George Seddon, one of Australia’s most revered environmental scholars, was renowned for championing ‘a sense of place’. He was a connoisseur of landscapes – from the rugged Snowy River Mountains to the humble domestic backyard – who explored the contested relationship between metropolitan suburbs, agricultural hinterlands and wilderness areas, and the dynamics of everything from resource extraction to tending our own gardens. He sought to radically rethink our relationship with nature.
Seddon’s work anticipated the new fields of urban planning, landscape architecture, environmental conservation, but he was also an irrepressible polymath.
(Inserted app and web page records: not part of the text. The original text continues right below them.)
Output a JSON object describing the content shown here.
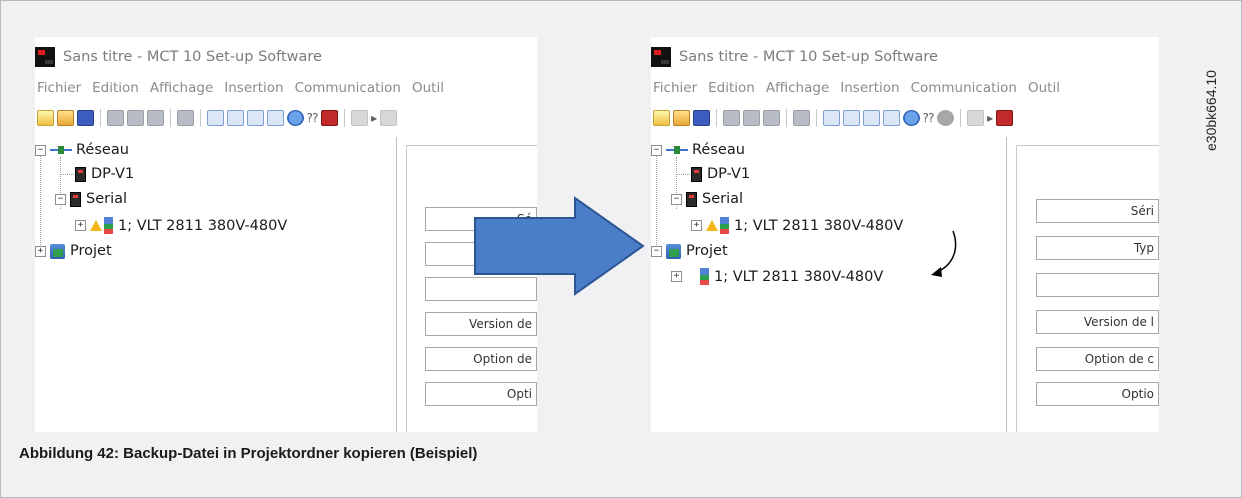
{
  "screenshot_before": {
    "title": "Sans titre - MCT 10 Set-up Software",
    "menu": [
      "Fichier",
      "Edition",
      "Affichage",
      "Insertion",
      "Communication",
      "Outil"
    ],
    "tree": {
      "network": "Réseau",
      "dpv1": "DP-V1",
      "serial": "Serial",
      "drive": "1; VLT 2811 380V-480V",
      "project": "Projet"
    },
    "fields": [
      "Sé",
      "",
      "",
      "Version de",
      "Option de",
      "Opti"
    ]
  },
  "screenshot_after": {
    "title": "Sans titre - MCT 10 Set-up Software",
    "menu": [
      "Fichier",
      "Edition",
      "Affichage",
      "Insertion",
      "Communication",
      "Outil"
    ],
    "tree": {
      "network": "Réseau",
      "dpv1": "DP-V1",
      "serial": "Serial",
      "drive": "1; VLT 2811 380V-480V",
      "project": "Projet",
      "project_drive": "1; VLT 2811 380V-480V"
    },
    "fields": [
      "Séri",
      "Typ",
      "",
      "Version de l",
      "Option de c",
      "Optio"
    ]
  },
  "figure_code": "e30bk664.10",
  "caption": "Abbildung 42: Backup-Datei in Projektordner kopieren (Beispiel)",
  "colors": {
    "arrow_fill": "#4a7ec8",
    "arrow_stroke": "#2c5594",
    "frame_background": "#f1f1f3"
  }
}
A professor in four distinct disciplines – English, geology, the history and philosophy of science, and environmental sciences – he also carved out a career in community, regional and government consultation, wrote practical guides to gardening, heritage walks and house restoration, and the first Australian suburban history.
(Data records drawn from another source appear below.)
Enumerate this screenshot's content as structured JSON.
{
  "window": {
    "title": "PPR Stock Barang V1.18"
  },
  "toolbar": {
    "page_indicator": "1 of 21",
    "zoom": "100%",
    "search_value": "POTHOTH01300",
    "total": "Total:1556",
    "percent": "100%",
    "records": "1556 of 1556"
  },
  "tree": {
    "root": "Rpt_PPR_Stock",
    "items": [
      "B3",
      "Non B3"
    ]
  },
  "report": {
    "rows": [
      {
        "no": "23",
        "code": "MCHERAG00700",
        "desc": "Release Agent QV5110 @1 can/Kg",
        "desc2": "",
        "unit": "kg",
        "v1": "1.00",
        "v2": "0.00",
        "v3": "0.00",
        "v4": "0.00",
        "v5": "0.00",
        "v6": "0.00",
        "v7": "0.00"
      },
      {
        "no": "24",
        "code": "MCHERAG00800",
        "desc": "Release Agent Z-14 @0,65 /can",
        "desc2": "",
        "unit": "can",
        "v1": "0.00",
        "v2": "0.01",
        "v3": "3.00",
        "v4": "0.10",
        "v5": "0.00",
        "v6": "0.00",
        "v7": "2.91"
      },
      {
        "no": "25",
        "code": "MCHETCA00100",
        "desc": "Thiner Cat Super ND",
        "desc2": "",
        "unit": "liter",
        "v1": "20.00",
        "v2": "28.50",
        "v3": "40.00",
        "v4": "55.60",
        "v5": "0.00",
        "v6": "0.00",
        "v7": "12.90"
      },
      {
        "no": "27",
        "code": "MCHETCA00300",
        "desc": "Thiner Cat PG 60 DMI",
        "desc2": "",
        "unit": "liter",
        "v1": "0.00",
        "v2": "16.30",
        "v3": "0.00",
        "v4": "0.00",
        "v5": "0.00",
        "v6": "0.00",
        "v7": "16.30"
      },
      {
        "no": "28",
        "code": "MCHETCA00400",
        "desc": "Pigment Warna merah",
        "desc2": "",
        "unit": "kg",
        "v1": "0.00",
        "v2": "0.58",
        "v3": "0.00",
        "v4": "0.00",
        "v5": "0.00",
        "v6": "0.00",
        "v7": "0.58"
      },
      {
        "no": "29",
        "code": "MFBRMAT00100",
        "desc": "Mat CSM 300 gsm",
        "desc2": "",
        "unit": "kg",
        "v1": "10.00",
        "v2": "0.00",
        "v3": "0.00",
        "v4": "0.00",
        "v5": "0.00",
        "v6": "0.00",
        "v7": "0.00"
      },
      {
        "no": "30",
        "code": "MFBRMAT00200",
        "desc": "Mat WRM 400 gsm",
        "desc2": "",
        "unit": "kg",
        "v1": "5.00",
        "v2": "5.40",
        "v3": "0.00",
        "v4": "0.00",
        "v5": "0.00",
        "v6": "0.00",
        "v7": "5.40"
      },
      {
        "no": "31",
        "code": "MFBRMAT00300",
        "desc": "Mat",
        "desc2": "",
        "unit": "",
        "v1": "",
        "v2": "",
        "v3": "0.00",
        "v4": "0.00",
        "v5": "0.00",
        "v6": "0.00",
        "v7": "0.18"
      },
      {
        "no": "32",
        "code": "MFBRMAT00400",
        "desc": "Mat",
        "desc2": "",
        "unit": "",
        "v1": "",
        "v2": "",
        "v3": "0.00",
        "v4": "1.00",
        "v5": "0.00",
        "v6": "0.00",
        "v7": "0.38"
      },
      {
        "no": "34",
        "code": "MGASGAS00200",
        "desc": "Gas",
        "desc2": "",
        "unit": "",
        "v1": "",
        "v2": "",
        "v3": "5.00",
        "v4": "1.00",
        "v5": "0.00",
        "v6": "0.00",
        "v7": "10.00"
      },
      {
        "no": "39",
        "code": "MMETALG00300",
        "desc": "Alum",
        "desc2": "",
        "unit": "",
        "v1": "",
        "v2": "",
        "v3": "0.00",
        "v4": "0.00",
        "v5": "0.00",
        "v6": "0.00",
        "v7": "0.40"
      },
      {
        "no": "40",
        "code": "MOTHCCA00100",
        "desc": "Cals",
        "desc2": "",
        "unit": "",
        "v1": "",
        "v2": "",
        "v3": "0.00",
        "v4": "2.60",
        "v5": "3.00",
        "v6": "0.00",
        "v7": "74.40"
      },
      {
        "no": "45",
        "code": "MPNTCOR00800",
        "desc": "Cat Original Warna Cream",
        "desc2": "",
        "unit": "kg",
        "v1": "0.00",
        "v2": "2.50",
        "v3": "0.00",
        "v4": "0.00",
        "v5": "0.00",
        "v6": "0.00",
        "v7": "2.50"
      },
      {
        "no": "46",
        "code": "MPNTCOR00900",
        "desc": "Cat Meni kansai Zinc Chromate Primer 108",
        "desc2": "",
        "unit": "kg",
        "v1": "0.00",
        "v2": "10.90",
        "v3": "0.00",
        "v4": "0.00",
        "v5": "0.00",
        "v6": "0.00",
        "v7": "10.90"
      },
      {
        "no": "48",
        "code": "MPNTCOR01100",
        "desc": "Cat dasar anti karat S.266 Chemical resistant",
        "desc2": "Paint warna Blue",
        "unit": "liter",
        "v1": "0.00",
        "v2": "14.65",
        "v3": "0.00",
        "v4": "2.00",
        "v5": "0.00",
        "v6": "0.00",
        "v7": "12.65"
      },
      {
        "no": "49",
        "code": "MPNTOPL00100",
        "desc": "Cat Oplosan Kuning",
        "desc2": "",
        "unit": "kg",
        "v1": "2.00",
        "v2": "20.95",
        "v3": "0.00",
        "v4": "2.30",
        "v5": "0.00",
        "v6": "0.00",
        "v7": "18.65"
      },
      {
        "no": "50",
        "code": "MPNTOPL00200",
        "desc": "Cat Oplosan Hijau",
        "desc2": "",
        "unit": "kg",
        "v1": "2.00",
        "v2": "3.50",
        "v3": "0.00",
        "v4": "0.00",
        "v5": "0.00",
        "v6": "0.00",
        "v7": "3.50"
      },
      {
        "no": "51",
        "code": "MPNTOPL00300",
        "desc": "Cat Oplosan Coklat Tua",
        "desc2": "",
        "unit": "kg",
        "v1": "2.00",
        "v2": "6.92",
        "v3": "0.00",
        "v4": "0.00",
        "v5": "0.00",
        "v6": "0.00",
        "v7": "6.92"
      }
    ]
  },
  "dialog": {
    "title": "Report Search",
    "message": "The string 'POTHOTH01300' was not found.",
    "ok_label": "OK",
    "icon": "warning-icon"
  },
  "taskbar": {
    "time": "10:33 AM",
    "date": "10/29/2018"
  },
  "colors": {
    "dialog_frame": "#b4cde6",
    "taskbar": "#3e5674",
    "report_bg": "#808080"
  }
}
Collected here are highlights of Seddon’s groundbreaking writing, selected and edited by Andrea Gaynor, a leading scholar of environmental history, and with a lively introduction from leading historian Tom Griffiths.